TASK INSTRUCTIONS:
Quote all entries exactly, leaving pictures aside.
>>>
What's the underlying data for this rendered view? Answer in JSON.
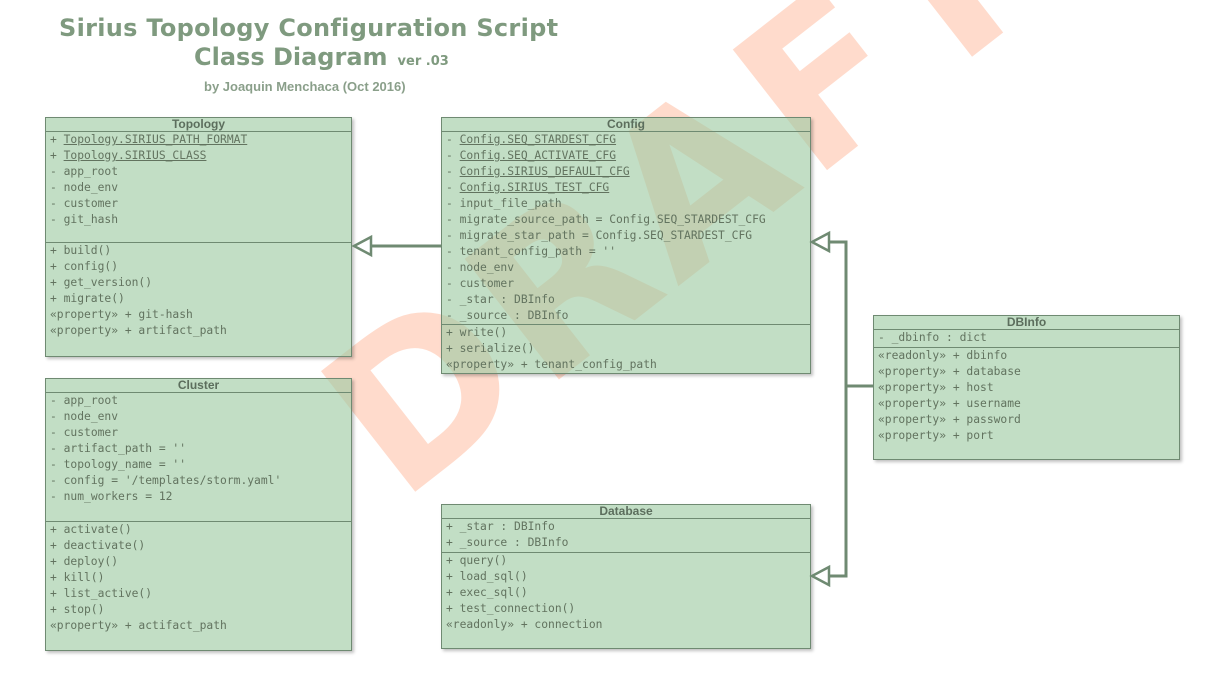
{
  "title": {
    "line1": "Sirius Topology Configuration Script",
    "line2": "Class Diagram",
    "version": "ver .03",
    "author": "by Joaquin Menchaca (Oct 2016)"
  },
  "watermark": "DRAFT",
  "colors": {
    "class_fill": "#9dc9a1",
    "border": "#6f8a72",
    "watermark": "#ffa27c",
    "title": "#7f9a7f"
  },
  "classes": {
    "topology": {
      "name": "Topology",
      "attributes": [
        {
          "prefix": "+ ",
          "text": "Topology.SIRIUS_PATH_FORMAT",
          "static": true
        },
        {
          "prefix": "+ ",
          "text": "Topology.SIRIUS_CLASS",
          "static": true
        },
        {
          "prefix": "- ",
          "text": "app_root",
          "static": false
        },
        {
          "prefix": "- ",
          "text": "node_env",
          "static": false
        },
        {
          "prefix": "- ",
          "text": "customer",
          "static": false
        },
        {
          "prefix": "- ",
          "text": "git_hash",
          "static": false
        }
      ],
      "methods": [
        "+ build()",
        "+ config()",
        "+ get_version()",
        "+ migrate()",
        "«property» + git-hash",
        "«property» + artifact_path"
      ]
    },
    "config": {
      "name": "Config",
      "attributes": [
        {
          "prefix": "- ",
          "text": "Config.SEQ_STARDEST_CFG",
          "static": true
        },
        {
          "prefix": "- ",
          "text": "Config.SEQ_ACTIVATE_CFG",
          "static": true
        },
        {
          "prefix": "- ",
          "text": "Config.SIRIUS_DEFAULT_CFG",
          "static": true
        },
        {
          "prefix": "- ",
          "text": "Config.SIRIUS_TEST_CFG",
          "static": true
        },
        {
          "prefix": "- ",
          "text": "input_file_path",
          "static": false
        },
        {
          "prefix": "- ",
          "text": "migrate_source_path = Config.SEQ_STARDEST_CFG",
          "static": false
        },
        {
          "prefix": "- ",
          "text": "migrate_star_path = Config.SEQ_STARDEST_CFG",
          "static": false
        },
        {
          "prefix": "- ",
          "text": "tenant_config_path = ''",
          "static": false
        },
        {
          "prefix": "- ",
          "text": "node_env",
          "static": false
        },
        {
          "prefix": "- ",
          "text": "customer",
          "static": false
        },
        {
          "prefix": "- ",
          "text": "_star : DBInfo",
          "static": false
        },
        {
          "prefix": "- ",
          "text": "_source : DBInfo",
          "static": false
        }
      ],
      "methods": [
        "+ write()",
        "+ serialize()",
        "«property» + tenant_config_path"
      ]
    },
    "cluster": {
      "name": "Cluster",
      "attributes": [
        {
          "prefix": "- ",
          "text": "app_root",
          "static": false
        },
        {
          "prefix": "- ",
          "text": "node_env",
          "static": false
        },
        {
          "prefix": "- ",
          "text": "customer",
          "static": false
        },
        {
          "prefix": "- ",
          "text": "artifact_path = ''",
          "static": false
        },
        {
          "prefix": "- ",
          "text": "topology_name = ''",
          "static": false
        },
        {
          "prefix": "- ",
          "text": "config = '/templates/storm.yaml'",
          "static": false
        },
        {
          "prefix": "- ",
          "text": "num_workers = 12",
          "static": false
        }
      ],
      "methods": [
        "+ activate()",
        "+ deactivate()",
        "+ deploy()",
        "+ kill()",
        "+ list_active()",
        "+ stop()",
        "«property» + actifact_path"
      ]
    },
    "database": {
      "name": "Database",
      "attributes": [
        {
          "prefix": "+ ",
          "text": "_star : DBInfo",
          "static": false
        },
        {
          "prefix": "+ ",
          "text": "_source : DBInfo",
          "static": false
        }
      ],
      "methods": [
        "+ query()",
        "+ load_sql()",
        "+ exec_sql()",
        "+ test_connection()",
        "«readonly» + connection"
      ]
    },
    "dbinfo": {
      "name": "DBInfo",
      "attributes": [
        {
          "prefix": "- ",
          "text": "_dbinfo : dict",
          "static": false
        }
      ],
      "methods": [
        "«readonly» + dbinfo",
        "«property» + database",
        "«property» + host",
        "«property» + username",
        "«property» + password",
        "«property» + port"
      ]
    }
  }
}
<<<
EXPECTED ANSWER:
What's the underlying data for this rendered view? Answer in JSON.
{
  "title": {
    "line1": "Sirius Topology Configuration Script",
    "line2": "Class Diagram",
    "version": "ver .03",
    "author": "by Joaquin Menchaca (Oct 2016)"
  },
  "watermark": "DRAFT",
  "colors": {
    "class_fill": "#9dc9a1",
    "border": "#6f8a72",
    "watermark": "#ffa27c",
    "title": "#7f9a7f"
  },
  "classes": {
    "topology": {
      "name": "Topology",
      "attributes": [
        {
          "prefix": "+ ",
          "text": "Topology.SIRIUS_PATH_FORMAT",
          "static": true
        },
        {
          "prefix": "+ ",
          "text": "Topology.SIRIUS_CLASS",
          "static": true
        },
        {
          "prefix": "- ",
          "text": "app_root",
          "static": false
        },
        {
          "prefix": "- ",
          "text": "node_env",
          "static": false
        },
        {
          "prefix": "- ",
          "text": "customer",
          "static": false
        },
        {
          "prefix": "- ",
          "text": "git_hash",
          "static": false
        }
      ],
      "methods": [
        "+ build()",
        "+ config()",
        "+ get_version()",
        "+ migrate()",
        "«property» + git-hash",
        "«property» + artifact_path"
      ]
    },
    "config": {
      "name": "Config",
      "attributes": [
        {
          "prefix": "- ",
          "text": "Config.SEQ_STARDEST_CFG",
          "static": true
        },
        {
          "prefix": "- ",
          "text": "Config.SEQ_ACTIVATE_CFG",
          "static": true
        },
        {
          "prefix": "- ",
          "text": "Config.SIRIUS_DEFAULT_CFG",
          "static": true
        },
        {
          "prefix": "- ",
          "text": "Config.SIRIUS_TEST_CFG",
          "static": true
        },
        {
          "prefix": "- ",
          "text": "input_file_path",
          "static": false
        },
        {
          "prefix": "- ",
          "text": "migrate_source_path = Config.SEQ_STARDEST_CFG",
          "static": false
        },
        {
          "prefix": "- ",
          "text": "migrate_star_path = Config.SEQ_STARDEST_CFG",
          "static": false
        },
        {
          "prefix": "- ",
          "text": "tenant_config_path = ''",
          "static": false
        },
        {
          "prefix": "- ",
          "text": "node_env",
          "static": false
        },
        {
          "prefix": "- ",
          "text": "customer",
          "static": false
        },
        {
          "prefix": "- ",
          "text": "_star : DBInfo",
          "static": false
        },
        {
          "prefix": "- ",
          "text": "_source : DBInfo",
          "static": false
        }
      ],
      "methods": [
        "+ write()",
        "+ serialize()",
        "«property» + tenant_config_path"
      ]
    },
    "cluster": {
      "name": "Cluster",
      "attributes": [
        {
          "prefix": "- ",
          "text": "app_root",
          "static": false
        },
        {
          "prefix": "- ",
          "text": "node_env",
          "static": false
        },
        {
          "prefix": "- ",
          "text": "customer",
          "static": false
        },
        {
          "prefix": "- ",
          "text": "artifact_path = ''",
          "static": false
        },
        {
          "prefix": "- ",
          "text": "topology_name = ''",
          "static": false
        },
        {
          "prefix": "- ",
          "text": "config = '/templates/storm.yaml'",
          "static": false
        },
        {
          "prefix": "- ",
          "text": "num_workers = 12",
          "static": false
        }
      ],
      "methods": [
        "+ activate()",
        "+ deactivate()",
        "+ deploy()",
        "+ kill()",
        "+ list_active()",
        "+ stop()",
        "«property» + actifact_path"
      ]
    },
    "database": {
      "name": "Database",
      "attributes": [
        {
          "prefix": "+ ",
          "text": "_star : DBInfo",
          "static": false
        },
        {
          "prefix": "+ ",
          "text": "_source : DBInfo",
          "static": false
        }
      ],
      "methods": [
        "+ query()",
        "+ load_sql()",
        "+ exec_sql()",
        "+ test_connection()",
        "«readonly» + connection"
      ]
    },
    "dbinfo": {
      "name": "DBInfo",
      "attributes": [
        {
          "prefix": "- ",
          "text": "_dbinfo : dict",
          "static": false
        }
      ],
      "methods": [
        "«readonly» + dbinfo",
        "«property» + database",
        "«property» + host",
        "«property» + username",
        "«property» + password",
        "«property» + port"
      ]
    }
  }
}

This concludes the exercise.